Search the entries for the word "Wartawan" and copy each line that has it.

_PROVIDED ENTRIES:_

------------------------------------------------------------

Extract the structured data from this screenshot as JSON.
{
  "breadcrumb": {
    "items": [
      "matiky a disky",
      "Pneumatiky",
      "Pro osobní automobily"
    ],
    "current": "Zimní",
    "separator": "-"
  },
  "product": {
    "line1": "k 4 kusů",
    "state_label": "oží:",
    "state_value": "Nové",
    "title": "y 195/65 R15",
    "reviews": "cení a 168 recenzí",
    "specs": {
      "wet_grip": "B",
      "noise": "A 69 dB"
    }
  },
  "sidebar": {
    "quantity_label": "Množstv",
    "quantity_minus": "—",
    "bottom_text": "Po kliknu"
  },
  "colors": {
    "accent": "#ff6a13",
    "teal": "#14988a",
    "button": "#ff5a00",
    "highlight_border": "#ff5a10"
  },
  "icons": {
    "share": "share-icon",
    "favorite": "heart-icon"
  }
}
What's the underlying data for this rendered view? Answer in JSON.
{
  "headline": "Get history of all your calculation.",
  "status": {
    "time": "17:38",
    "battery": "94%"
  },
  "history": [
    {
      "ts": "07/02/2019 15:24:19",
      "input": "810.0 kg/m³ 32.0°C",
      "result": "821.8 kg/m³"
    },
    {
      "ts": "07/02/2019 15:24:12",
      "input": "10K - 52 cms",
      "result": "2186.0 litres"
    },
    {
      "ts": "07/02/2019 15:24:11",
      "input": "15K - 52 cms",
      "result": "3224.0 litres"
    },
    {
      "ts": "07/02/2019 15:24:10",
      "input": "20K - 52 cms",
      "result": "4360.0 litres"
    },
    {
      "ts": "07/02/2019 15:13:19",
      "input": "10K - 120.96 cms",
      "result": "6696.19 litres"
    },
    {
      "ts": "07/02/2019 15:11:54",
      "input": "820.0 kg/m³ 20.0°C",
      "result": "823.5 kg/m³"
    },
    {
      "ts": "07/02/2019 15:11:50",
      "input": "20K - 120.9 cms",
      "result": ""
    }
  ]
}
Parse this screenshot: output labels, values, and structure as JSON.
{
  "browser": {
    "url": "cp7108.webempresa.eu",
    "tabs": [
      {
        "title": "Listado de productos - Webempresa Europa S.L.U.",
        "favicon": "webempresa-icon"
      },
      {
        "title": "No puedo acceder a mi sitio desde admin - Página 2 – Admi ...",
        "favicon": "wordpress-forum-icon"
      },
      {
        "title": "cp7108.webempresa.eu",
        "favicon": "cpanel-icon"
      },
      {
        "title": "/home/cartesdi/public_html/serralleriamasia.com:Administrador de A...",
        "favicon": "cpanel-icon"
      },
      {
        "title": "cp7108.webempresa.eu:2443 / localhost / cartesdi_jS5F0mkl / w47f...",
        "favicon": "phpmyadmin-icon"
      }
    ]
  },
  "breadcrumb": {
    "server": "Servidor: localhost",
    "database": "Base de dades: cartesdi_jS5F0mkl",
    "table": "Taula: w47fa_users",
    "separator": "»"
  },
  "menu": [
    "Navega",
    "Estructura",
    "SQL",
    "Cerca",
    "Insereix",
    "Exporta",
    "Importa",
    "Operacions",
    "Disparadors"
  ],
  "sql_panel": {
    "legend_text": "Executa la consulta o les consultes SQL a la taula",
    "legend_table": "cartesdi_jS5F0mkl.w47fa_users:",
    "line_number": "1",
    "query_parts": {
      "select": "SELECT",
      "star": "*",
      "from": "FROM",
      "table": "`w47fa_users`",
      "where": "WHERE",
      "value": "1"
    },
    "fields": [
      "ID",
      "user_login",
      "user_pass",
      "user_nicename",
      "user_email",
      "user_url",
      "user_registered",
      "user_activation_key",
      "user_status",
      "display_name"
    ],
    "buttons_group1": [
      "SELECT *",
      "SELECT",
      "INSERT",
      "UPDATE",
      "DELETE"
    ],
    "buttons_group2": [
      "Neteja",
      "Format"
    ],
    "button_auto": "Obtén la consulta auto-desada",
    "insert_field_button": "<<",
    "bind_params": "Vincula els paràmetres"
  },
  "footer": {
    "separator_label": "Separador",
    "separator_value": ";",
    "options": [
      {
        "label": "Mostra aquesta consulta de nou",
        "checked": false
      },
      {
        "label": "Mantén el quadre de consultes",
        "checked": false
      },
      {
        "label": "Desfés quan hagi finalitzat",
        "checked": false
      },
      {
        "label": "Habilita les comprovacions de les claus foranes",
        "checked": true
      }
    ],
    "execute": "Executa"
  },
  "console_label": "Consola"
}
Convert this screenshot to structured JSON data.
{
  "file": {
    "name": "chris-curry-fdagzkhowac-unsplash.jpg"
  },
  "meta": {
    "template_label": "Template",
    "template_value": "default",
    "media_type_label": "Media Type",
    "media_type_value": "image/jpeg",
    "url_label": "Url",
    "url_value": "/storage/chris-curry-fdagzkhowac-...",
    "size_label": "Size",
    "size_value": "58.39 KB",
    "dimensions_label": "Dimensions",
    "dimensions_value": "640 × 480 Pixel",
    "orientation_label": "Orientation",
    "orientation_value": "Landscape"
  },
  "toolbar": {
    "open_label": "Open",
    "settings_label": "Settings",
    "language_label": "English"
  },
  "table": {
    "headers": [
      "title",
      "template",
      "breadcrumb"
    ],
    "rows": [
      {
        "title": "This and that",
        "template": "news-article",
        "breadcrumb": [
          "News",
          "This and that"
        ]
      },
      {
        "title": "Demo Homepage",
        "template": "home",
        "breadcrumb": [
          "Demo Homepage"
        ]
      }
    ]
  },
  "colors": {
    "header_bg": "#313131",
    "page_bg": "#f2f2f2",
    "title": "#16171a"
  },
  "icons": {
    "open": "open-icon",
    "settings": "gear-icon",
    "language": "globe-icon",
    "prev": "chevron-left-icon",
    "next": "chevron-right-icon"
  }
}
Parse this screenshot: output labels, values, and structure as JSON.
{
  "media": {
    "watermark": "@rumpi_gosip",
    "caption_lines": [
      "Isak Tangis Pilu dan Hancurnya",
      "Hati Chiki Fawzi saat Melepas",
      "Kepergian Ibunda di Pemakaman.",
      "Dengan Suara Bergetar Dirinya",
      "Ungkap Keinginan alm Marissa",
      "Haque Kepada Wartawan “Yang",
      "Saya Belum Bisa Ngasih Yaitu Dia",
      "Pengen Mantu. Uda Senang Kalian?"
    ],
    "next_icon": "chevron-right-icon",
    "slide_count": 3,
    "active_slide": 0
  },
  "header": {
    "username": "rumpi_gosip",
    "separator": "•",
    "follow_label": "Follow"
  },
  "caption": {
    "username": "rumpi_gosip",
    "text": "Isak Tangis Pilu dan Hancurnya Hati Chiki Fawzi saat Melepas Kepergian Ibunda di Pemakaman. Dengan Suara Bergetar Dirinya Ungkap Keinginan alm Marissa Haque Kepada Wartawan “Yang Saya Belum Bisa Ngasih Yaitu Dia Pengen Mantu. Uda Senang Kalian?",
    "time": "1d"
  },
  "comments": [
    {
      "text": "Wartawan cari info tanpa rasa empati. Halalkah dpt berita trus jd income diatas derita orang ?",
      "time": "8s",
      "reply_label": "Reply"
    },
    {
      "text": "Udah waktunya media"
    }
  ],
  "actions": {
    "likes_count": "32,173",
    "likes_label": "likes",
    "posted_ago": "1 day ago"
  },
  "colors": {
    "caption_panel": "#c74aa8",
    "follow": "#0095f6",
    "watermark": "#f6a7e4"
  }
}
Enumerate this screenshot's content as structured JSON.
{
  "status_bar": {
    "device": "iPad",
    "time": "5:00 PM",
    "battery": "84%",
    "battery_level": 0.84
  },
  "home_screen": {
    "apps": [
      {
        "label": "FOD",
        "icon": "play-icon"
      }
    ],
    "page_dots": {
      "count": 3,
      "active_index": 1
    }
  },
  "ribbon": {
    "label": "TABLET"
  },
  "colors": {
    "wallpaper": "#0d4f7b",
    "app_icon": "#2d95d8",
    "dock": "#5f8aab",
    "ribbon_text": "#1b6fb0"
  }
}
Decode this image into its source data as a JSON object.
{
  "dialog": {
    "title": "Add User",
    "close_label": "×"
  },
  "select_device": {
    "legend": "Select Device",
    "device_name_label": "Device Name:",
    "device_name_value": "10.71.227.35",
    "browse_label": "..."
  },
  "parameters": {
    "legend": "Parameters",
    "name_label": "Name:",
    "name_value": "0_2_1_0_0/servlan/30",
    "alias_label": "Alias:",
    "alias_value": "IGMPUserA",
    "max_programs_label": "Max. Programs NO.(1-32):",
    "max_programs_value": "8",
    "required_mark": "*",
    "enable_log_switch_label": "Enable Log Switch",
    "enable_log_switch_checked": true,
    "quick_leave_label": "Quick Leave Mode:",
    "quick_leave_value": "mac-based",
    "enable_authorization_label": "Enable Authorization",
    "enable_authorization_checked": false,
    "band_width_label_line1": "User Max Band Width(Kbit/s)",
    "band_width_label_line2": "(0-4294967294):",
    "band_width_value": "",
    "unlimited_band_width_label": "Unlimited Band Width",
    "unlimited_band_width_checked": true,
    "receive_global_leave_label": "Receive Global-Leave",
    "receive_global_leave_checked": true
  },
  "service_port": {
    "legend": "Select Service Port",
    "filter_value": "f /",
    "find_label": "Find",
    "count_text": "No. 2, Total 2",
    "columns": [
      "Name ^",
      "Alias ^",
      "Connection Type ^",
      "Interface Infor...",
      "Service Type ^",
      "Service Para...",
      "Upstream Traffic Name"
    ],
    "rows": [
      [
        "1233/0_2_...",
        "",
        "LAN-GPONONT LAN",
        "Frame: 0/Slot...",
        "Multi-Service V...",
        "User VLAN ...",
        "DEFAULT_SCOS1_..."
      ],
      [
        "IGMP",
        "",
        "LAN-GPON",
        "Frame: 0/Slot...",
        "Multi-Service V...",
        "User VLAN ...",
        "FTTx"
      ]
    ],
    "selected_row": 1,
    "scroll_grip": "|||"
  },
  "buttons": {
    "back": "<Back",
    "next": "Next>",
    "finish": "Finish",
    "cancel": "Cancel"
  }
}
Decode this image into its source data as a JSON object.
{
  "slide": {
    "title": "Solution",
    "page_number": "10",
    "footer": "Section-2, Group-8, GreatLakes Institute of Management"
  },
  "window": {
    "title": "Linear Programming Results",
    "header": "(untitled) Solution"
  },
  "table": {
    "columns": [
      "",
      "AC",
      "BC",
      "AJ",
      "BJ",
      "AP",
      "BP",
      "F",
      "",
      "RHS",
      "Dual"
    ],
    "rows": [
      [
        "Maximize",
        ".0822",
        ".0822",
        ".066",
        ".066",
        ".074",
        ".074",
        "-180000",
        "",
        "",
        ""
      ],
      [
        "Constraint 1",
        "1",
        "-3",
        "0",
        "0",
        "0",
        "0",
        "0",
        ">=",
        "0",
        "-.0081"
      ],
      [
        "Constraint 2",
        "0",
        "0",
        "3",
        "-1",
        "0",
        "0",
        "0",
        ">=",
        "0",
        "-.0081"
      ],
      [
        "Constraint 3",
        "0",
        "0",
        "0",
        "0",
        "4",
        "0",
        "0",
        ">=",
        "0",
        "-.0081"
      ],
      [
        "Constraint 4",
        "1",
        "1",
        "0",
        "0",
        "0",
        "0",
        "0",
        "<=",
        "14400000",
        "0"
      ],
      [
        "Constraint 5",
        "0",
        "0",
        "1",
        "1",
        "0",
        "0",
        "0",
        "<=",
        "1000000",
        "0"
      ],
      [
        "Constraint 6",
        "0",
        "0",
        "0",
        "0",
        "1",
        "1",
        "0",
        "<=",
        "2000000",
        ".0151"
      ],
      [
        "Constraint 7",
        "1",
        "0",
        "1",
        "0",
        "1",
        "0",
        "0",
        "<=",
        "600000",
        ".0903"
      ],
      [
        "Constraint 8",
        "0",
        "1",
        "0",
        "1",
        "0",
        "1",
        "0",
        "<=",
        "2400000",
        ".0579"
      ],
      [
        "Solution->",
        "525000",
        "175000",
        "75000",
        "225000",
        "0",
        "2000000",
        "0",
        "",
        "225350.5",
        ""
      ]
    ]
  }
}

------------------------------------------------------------

_SOLUTION BELOW:_
      "Haque Kepada Wartawan “Yang",
    "text": "Isak Tangis Pilu dan Hancurnya Hati Chiki Fawzi saat Melepas Kepergian Ibunda di Pemakaman. Dengan Suara Bergetar Dirinya Ungkap Keinginan alm Marissa Haque Kepada Wartawan “Yang Saya Belum Bisa Ngasih Yaitu Dia Pengen Mantu. Uda Senang Kalian?",
      "text": "Wartawan cari info tanpa rasa empati. Halalkah dpt berita trus jd income diatas derita orang ?",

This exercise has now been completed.